TO DO - Each line of the data below that includes the string "rank" must be copied.

ENTRIES PROVIDED -
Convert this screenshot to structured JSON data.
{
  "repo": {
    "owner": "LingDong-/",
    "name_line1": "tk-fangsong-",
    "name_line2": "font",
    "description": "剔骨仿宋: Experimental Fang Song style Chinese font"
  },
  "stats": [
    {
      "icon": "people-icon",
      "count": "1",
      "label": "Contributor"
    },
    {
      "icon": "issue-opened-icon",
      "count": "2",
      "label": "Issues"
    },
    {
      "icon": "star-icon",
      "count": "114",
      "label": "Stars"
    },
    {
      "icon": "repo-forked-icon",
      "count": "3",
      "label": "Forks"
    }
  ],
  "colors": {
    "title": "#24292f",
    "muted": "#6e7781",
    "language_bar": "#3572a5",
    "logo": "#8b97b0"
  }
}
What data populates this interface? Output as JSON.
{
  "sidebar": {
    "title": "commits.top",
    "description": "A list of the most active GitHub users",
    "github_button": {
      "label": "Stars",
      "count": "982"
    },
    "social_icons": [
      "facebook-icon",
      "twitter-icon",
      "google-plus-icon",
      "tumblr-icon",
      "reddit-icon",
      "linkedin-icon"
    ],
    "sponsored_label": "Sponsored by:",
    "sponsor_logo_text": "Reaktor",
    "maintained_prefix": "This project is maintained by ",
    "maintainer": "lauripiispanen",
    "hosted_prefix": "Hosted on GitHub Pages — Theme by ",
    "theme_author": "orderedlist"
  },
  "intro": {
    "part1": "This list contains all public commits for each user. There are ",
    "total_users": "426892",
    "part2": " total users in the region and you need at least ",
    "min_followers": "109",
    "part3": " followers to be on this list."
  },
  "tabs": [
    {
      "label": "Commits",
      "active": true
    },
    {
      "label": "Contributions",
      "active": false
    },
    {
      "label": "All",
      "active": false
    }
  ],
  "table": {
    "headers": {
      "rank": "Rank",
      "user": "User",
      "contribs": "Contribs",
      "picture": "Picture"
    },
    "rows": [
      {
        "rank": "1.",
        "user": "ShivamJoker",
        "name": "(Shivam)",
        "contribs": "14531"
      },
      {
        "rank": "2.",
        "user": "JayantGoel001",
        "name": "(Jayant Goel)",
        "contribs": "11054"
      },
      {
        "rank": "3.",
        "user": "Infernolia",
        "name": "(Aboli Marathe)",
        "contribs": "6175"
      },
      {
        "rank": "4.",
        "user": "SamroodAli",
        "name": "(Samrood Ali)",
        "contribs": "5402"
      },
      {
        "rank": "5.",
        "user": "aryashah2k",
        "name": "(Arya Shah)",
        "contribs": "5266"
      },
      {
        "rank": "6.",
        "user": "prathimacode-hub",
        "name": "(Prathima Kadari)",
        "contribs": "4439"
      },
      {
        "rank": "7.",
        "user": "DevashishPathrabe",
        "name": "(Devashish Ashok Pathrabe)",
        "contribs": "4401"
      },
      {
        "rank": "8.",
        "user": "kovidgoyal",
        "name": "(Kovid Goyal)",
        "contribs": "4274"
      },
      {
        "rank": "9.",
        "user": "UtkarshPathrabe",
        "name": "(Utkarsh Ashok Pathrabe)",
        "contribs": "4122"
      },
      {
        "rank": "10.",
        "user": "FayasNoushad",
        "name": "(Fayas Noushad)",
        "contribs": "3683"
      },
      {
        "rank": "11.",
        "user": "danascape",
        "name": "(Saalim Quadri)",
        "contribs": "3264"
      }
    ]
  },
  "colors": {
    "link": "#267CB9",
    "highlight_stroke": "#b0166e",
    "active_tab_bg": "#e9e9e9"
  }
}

TASK RESPONSE -
      "rank": "Rank",
        "rank": "1.",
        "rank": "2.",
        "rank": "3.",
        "rank": "4.",
        "rank": "5.",
        "rank": "6.",
        "rank": "7.",
        "rank": "8.",
        "rank": "9.",
        "rank": "10.",
        "rank": "11.",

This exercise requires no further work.